3.  Baby carrier.  We have two carriers – the K’Tan and the Beco Gemini.  I love them both for different reasons, and the K’Tan is the one we used while traveling.  It’s similar to a Moby Wrap but far less complicated.  There were several advantages to wearing Abby through the airport.  I did not have to take her out or do anything special when we went through security, but they did have me use a metal detector instead of the body scanner.  Oh, and they ran a wand over my hands and checked the results of that, but no one touched the baby, and I didn’t have to fuss with getting her in and out of her stroller.  And of course, it allowed my hands to be free to carry other things, and eat when we stopped.

4.  Boppy pillow.  I was a little torn on bringing this.  On the one hand, it was just one more thing to carry, and we seriously had SO.MUCH.STUFF.  On the other hand, it gives your arms a nice break when you are holding the baby or feeding her.  We didn’t know how much time Abby would spend in her car seat and how often she would want to be held.  Luckily for us, she really did sleep most of the time in her seat.

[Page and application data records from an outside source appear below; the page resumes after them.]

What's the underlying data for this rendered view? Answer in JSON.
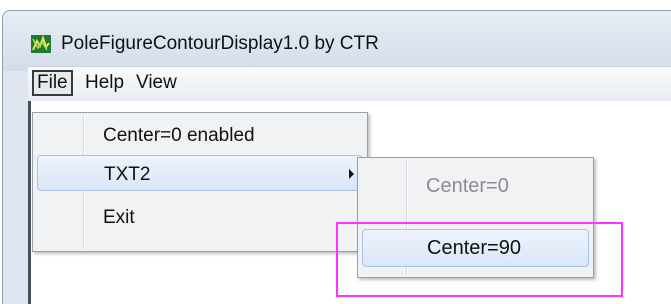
{
  "window": {
    "title": "PoleFigureContourDisplay1.0 by CTR",
    "icon": "app-chart-icon"
  },
  "menubar": {
    "file": "File",
    "help": "Help",
    "view": "View"
  },
  "file_menu": {
    "items": [
      {
        "label": "Center=0 enabled"
      },
      {
        "label": "TXT2"
      },
      {
        "label": "Exit"
      }
    ]
  },
  "txt2_submenu": {
    "items": [
      {
        "label": "Center=0",
        "state": "disabled"
      },
      {
        "label": "Center=90",
        "state": "highlighted"
      }
    ]
  },
  "annotation": {
    "color": "#ff33ff"
  }
}
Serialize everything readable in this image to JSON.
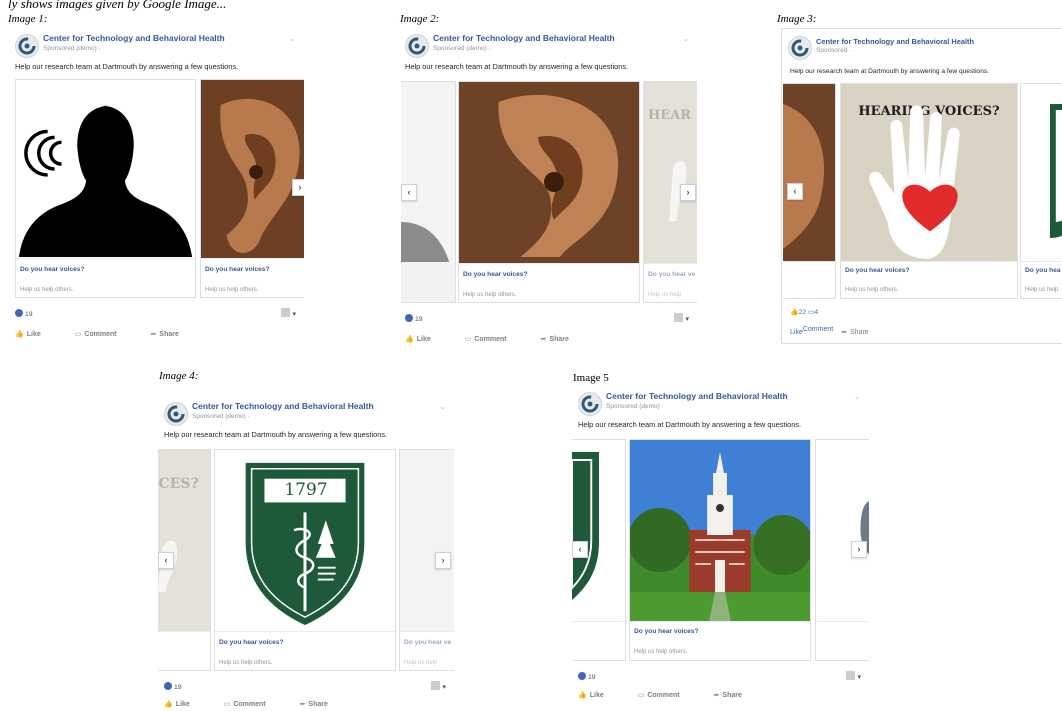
{
  "caption": "ly shows images given by Google Image...",
  "post": {
    "page_name": "Center for Technology and Behavioral Health",
    "sponsored": "Sponsored (demo) ·",
    "sponsored_alt": "Sponsored ·",
    "body": "Help our research team at Dartmouth by answering a few questions.",
    "card_title": "Do you hear voices?",
    "card_sub": "Help us help others.",
    "hearing_text": "HEARING VOICES?",
    "hear_partial": "HEAR",
    "ices_partial": "ICES?",
    "do_you_hear_partial": "Do you hear ve",
    "do_you_hea_partial": "Do you hea",
    "help_partial": "Help us help",
    "help_partial2": "Help us help ot",
    "seal_year": "1797",
    "actions": {
      "like": "Like",
      "comment": "Comment",
      "share": "Share"
    }
  },
  "screens": [
    {
      "label": "Image 1:",
      "reactions": "19"
    },
    {
      "label": "Image 2:",
      "reactions": "19"
    },
    {
      "label": "Image 3:",
      "likes": "22",
      "comments": "4"
    },
    {
      "label": "Image 4:",
      "reactions": "19"
    },
    {
      "label": "Image 5",
      "reactions": "19"
    }
  ],
  "colors": {
    "link": "#365899",
    "fb_blue": "#4267b2",
    "shield_green": "#1e5a3a",
    "sky": "#3f7fd4"
  }
}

5.  Diaper Bags.  Yes, that’s plural, because we have a bit of a war on the homefront over who has the better diaper bag.  I used mine primarily as a purse and also I had back ups in it, and we used JR’s for all the necessities.   We packed about 20 diapers (which at first seemed like overkill, but when we were stuck in DC and doing a count of our remaining diapers, unsure of when we’d actually arrive in Kosovo, I wound up going on a last minute diaper run just to be safe).   We also had several bibs, burp cloths, multiple changes of clothes for Abby, and a change of clothes for each of us (that was in case she spit up or pooed on us, but turned out to be handy when we had to overnight in DC anyway).   Extra ziplock baggies for dirty clothes, and small trash bags for dirty diapers.  We also had a few small toys. Oh and we packed at least ten pacificers, just in case we lost 9 of them.

We debated on the best way to take Abby’s formula and bottles with us.  We bought Similac Ready-to-Feed bottles.  They are a bit pricey, but it was very convenient (although each pack of bottles only comes with one nipple and they don’t tell you that on the box.  Luckily we had extras at home from the hospital).   We also had a few extra bottles and formula on hand just in case, but this meant we didn’t have to measure out and mix bottles on the flights.   One security guard commented to me that the bottles were just under the size allowable, but honestly I thought you were permitted to take any amount of formula/food for the baby, so his comment surprised me.

I also carried the most recent medical records for me and Abby, as a precaution.

Misc. Tips

– It’s a good idea to feed the baby or give the baby a pacififer during take off and landing to help their ears.

– When you need to change a diaper on the plane, try to take just the necessities to the bathroom (changing pad, wipes, fresh diaper and trash bag) because it’s SO TIGHT in there and there really isn’t room for a big diaper bag, nor is there any place you’d want to put that down.  Because gross.

– It’s not a bad idea to become a master at changing your baby while holding her.  That came in handy more than once.

– 55 minutes is probably not enough time to make a connection in Dulles, especially if you are carrying around all of the items mentioned above.

– Hope for the best, plan for the worst.  And whenever possible, drink a margarita.  🙂